“This is a game changing investment, and it couldn't be better timed,” said Duncan Wyse, president of Oregon Business Council, in a press statement. “With the COVID crisis easing, Oregonians are looking for new job opportunities that require new skills. This opens a pathway to more rewarding, better paid jobs, and it makes Oregon more competitive in the bargain.”


What didn’t pass:


House Bill 4147

This bill would have allowed Oregonians in prison to register to vote and vote by mail—as is standard for non-incarcerated voters across Oregon—with their ballot counted in the last county they called home before their sentencing. If passed, Oregon would have been technically the first state to abolish prison disenfranchisement in the country, setting the stage for others to follow suit.

Yet, Democratic lawmakers didn’t think they could convince their Republican colleagues—who dubbed the legislation evidence of “Democrats’ shameful pro-criminal agenda”—to support such a contentious bill during 2022’s short session. State Democrats expect to fight harder for this bill’s passage next year.

Senate Bill 1511

In 2020, the US Supreme Court ruled that Oregon’s jury system was unconstitutional. That ruling did away with the state’s non-unanimous jury system, one where a person could be convicted for murder if only 10 out of the 12 jurors believed they were guilty. The court found that this policy effectively discriminated against Black defendants and the minority Black jurors sitting on an Oregon jury.

Yet the ruling didn’t make it clear to state courts what people who had been incarcerated by a non-unanimous jury could do to appeal their prior conviction.

SB 1511 would have vacated criminal sentences for any Oregonian who could prove that they’d been convicted by a non-unanimous jury. The bill would direct those cases back to the country of origin, where district attorneys could decide whether or not to retry the case.

Republican lawmakers leaned heavily on testimony from crime victims to inform their opposition to this bill. While the bill was expected to pass on party lines, the legislation never made it to the Senate or House floors—and House Democrats say it’ll have to wait until next year’s legislative session.

It’s a possibility this issue may be resolved before then.
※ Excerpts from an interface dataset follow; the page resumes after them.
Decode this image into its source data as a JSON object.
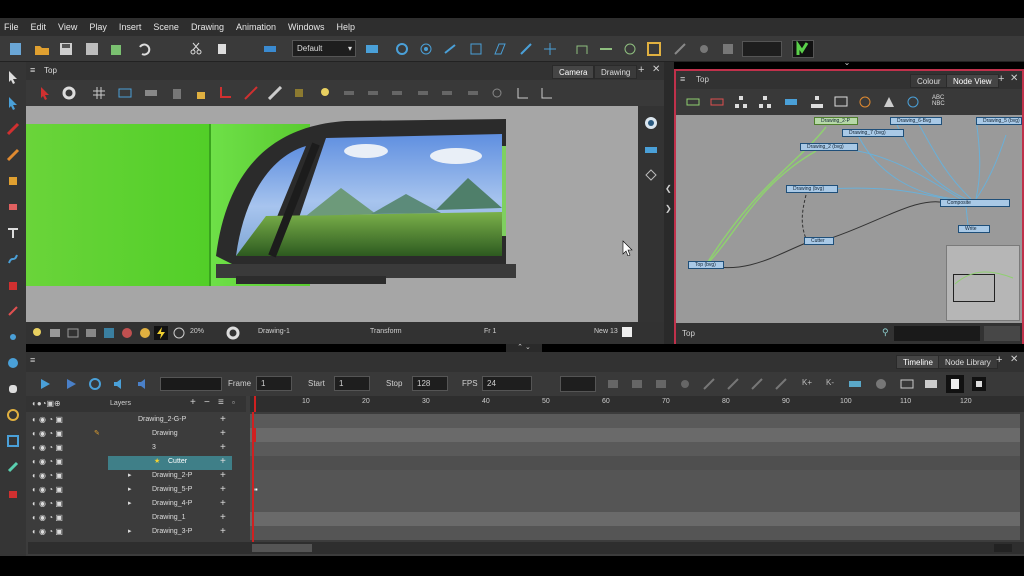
{
  "menu": [
    "File",
    "Edit",
    "View",
    "Play",
    "Insert",
    "Scene",
    "Drawing",
    "Animation",
    "Windows",
    "Help"
  ],
  "toolbar": {
    "workspace": "Default"
  },
  "camera_view": {
    "title": "Top",
    "tabs": [
      "Camera",
      "Drawing"
    ],
    "status": {
      "zoom": "20%",
      "drawing": "Drawing-1",
      "tool": "Transform",
      "frame": "Fr 1",
      "new": "New 13"
    }
  },
  "node_view": {
    "title": "Top",
    "tabs": [
      "Colour",
      "Node View"
    ],
    "nodes": [
      "Drawing_2-P",
      "Drawing_6-Bvg",
      "Drawing_7 (bvg)",
      "Drawing_5 (bvg)",
      "Drawing_2 (bvg)",
      "Drawing (bvg)",
      "Composite",
      "Cutter",
      "Write",
      "Top (bvg)"
    ],
    "footer_label": "Top"
  },
  "timeline": {
    "tabs": [
      "Timeline",
      "Node Library"
    ],
    "frame_label": "Frame",
    "frame_value": "1",
    "start_label": "Start",
    "start_value": "1",
    "stop_label": "Stop",
    "stop_value": "128",
    "fps_label": "FPS",
    "fps_value": "24",
    "layers_header": "Layers",
    "ruler": [
      "10",
      "20",
      "30",
      "40",
      "50",
      "60",
      "70",
      "80",
      "90",
      "100",
      "110",
      "120"
    ],
    "layers": [
      {
        "name": "Drawing_2-G-P",
        "indent": 0
      },
      {
        "name": "Drawing",
        "indent": 1
      },
      {
        "name": "3",
        "indent": 1
      },
      {
        "name": "Cutter",
        "indent": 2,
        "selected": true
      },
      {
        "name": "Drawing_2-P",
        "indent": 1
      },
      {
        "name": "Drawing_5-P",
        "indent": 1
      },
      {
        "name": "Drawing_4-P",
        "indent": 1
      },
      {
        "name": "Drawing_1",
        "indent": 1
      },
      {
        "name": "Drawing_3-P",
        "indent": 1
      }
    ]
  },
  "colors": {
    "accent": "#5ca0d0",
    "selected_layer": "#3f7f88",
    "node_border": "#c0314b",
    "playhead": "#d02020"
  }
}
The Oregon Supreme Court is set to hear arguments on whether to retroactively apply the US Supreme Court’s ruling to people previously convicted by a non-unanimous jury in Oregon—and a decision may be announced before the 2023 legislation session kicks off.


House Bill 4141

This bill was originally written to phase out the sale of petroleum diesel in Oregon by 2029, replacing it with renewable diesel. According to bill co-sponsor Representative Paul Evans, renewable diesel creates 60 percent less emission than petroleum diesel. The bill was later amended to create a task force to study the availability of renewable diesel and the implications of removing petroleum diesel from the state’s economy. Ultimately, the bill never made it out of the House funding committee.


Editor's Note: A previous version of this story incorrectly stated that House Bill 4139 had not passed through the session when, in fact, it had. The story has since been corrected to reflect that fact.